Accordingly, in 1995, shortly after Ryerson became a university, the 4-year Survey Engineering program was restructured into the "Geomatics Engineering Option in Civil Engineering", after consultation with advisory committees, leading practitioners and educators in geomatics, accreditation boards, and faculty and student committees at the university. Restructuring was carried out mostly by Professors I. Hale and M. Hodson, under the direction and guidance of Dr. R. Salvas, department chair.

The Geomatics Engineering Option

The Geomatics Engineering Option is unique in Ontario. It is one of only 4 such programs in Canada. ( The other 3 are at the University of Calgary, Universite Laval, and the University of New Brunswick ). It is a program in civil engineering with special emphasis in geomatics. The intent is to prepare graduates for career opportunities in civil engineering as well as in the geomatics industry. It has full CEAB accreditation. With the AOLS, accreditation requires additional courses in cadastral surveying and professional practice that are not in the present curriculum.

The first 2 years of the Geomatics Engineering Option and the regular civil engineering program are common. After completing the second year, students can choose to enter the Option. Curriculum for the Option focusses on digital mapping, remote sensing, information and communication technologies, spatial data management systems, and GIS. Courses unique to the Option are as below:
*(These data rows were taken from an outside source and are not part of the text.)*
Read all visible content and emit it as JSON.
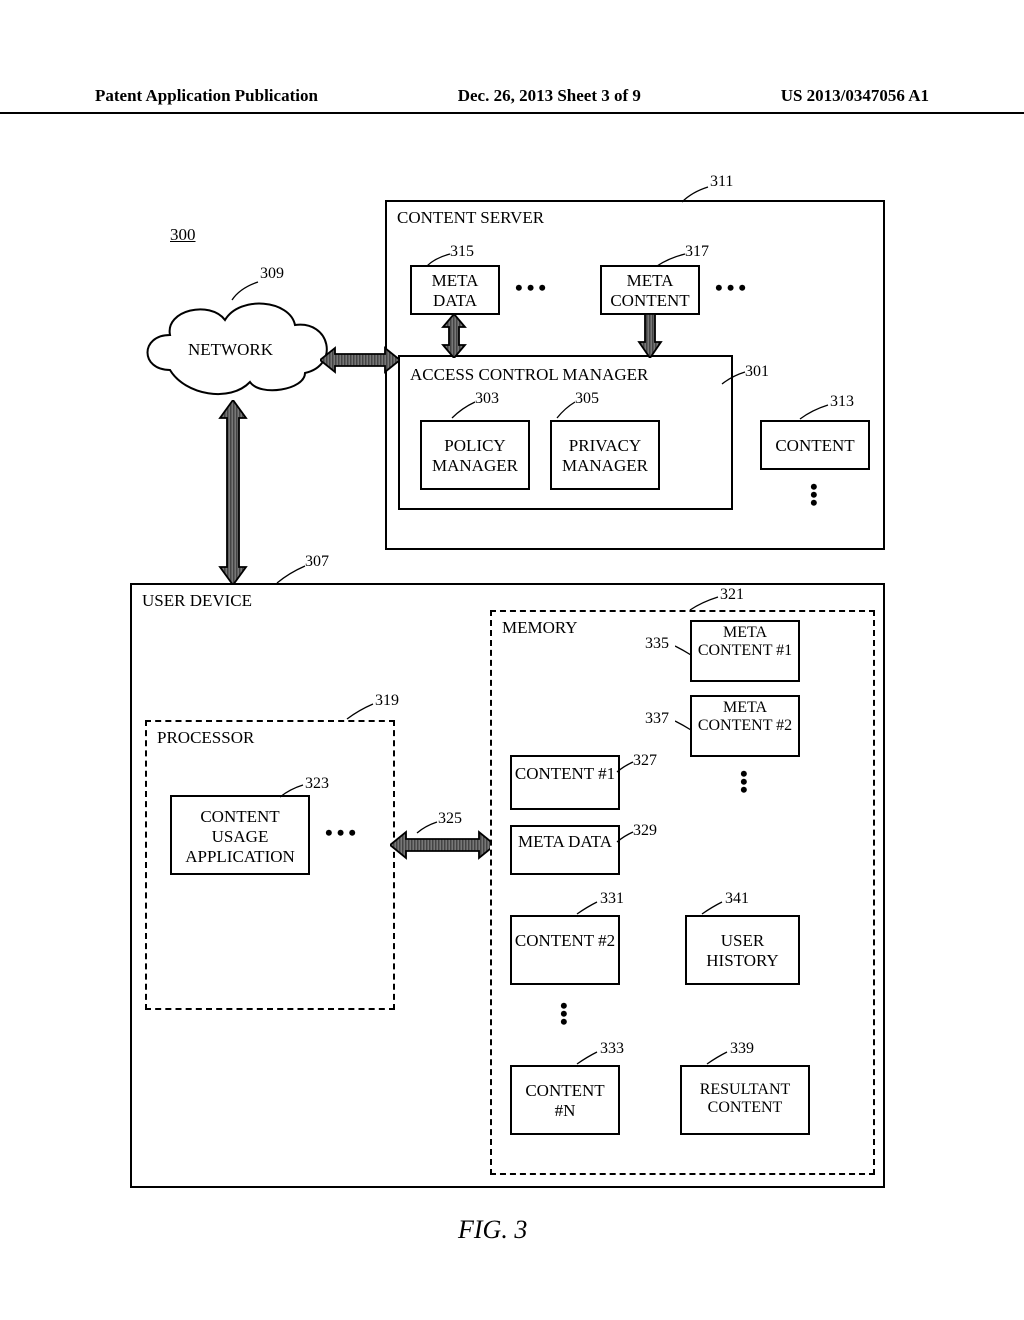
{
  "header": {
    "left": "Patent Application Publication",
    "mid": "Dec. 26, 2013   Sheet 3 of 9",
    "right": "US 2013/0347056 A1"
  },
  "figure_ref_main": "300",
  "refs": {
    "r300": "300",
    "r301": "301",
    "r303": "303",
    "r305": "305",
    "r307": "307",
    "r309": "309",
    "r311": "311",
    "r313": "313",
    "r315": "315",
    "r317": "317",
    "r319": "319",
    "r321": "321",
    "r323": "323",
    "r325": "325",
    "r327": "327",
    "r329": "329",
    "r331": "331",
    "r333": "333",
    "r335": "335",
    "r337": "337",
    "r339": "339",
    "r341": "341"
  },
  "labels": {
    "network": "NETWORK",
    "content_server": "CONTENT\nSERVER",
    "meta_data": "META\nDATA",
    "meta_content": "META\nCONTENT",
    "access_control_manager": "ACCESS CONTROL MANAGER",
    "policy_mgr": "POLICY\nMANAGER",
    "privacy_mgr": "PRIVACY\nMANAGER",
    "content": "CONTENT",
    "user_device": "USER DEVICE",
    "processor": "PROCESSOR",
    "content_usage_app": "CONTENT\nUSAGE\nAPPLICATION",
    "memory": "MEMORY",
    "meta_content_1": "META\nCONTENT\n#1",
    "meta_content_2": "META\nCONTENT\n#2",
    "content_1": "CONTENT\n#1",
    "meta_data2": "META\nDATA",
    "content_2": "CONTENT\n#2",
    "user_history": "USER\nHISTORY",
    "content_n": "CONTENT\n#N",
    "resultant_content": "RESULTANT\nCONTENT"
  },
  "fig_caption": "FIG. 3"
}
Year Semester Course1, 2
3 5th
  • Advanced Geomatics3
  • Geodesy and Map Projections
  • Municipal Planning and Engineering
  • Adjustment Basics
  • Remote Sensing
  • Satellite and Physical Geodesy
  • Advanced Adjustments
4 7th
  • Terrain Analysis
  • Photogrammetry
  • Spatial Information Management Systems 1
  • Digital Mapping
  • Spatial Information Management Systems 2
  • Survey Design

1. All courses are one semester in duration.
2. Survey Law and other Legal Surveying subjects are omitted with the understanding that their coverage will be provided external to the Option.
3. A one-semester course, "Introduction to Geomatics", is prescribed for both the regular program and the Geomatics Engineering Option in the 4th semester ( Year 2 ).

Field school at present is not a requirement but will be in the future. A co-op program is in place for students either entering into or already in the Option ( after the second and third year ). To date, arrangements with the geomatics industry have been informal. In 2000, they will become official and students will be guaranteed relevant assignments for their work terms.

The Option was available for first time in 1998, for the fall semester. The time line is as follows:

1995 Option approved.
1996 First year intake of potential Option cohort.
1998 - Last graduating class of the former "Survey Engineering" program.
- Option available for the first time. Intake was 4 students.
1999 22 out of 80 second year students have committed to the Option.
2000 First graduating class of the Option.

Projected steady state enrollment in the Option is 25.

For more information, contact:

Professor Ian Hale
Coordinator, Geomatics Engineering Option
Department of Civil Engineering
Ryerson Polytechnic University
350 Victoria St.
Toronto, Ontario, Canada M5B 2K3
Phone: 416- 979-5191
Fax: 416- 979-5122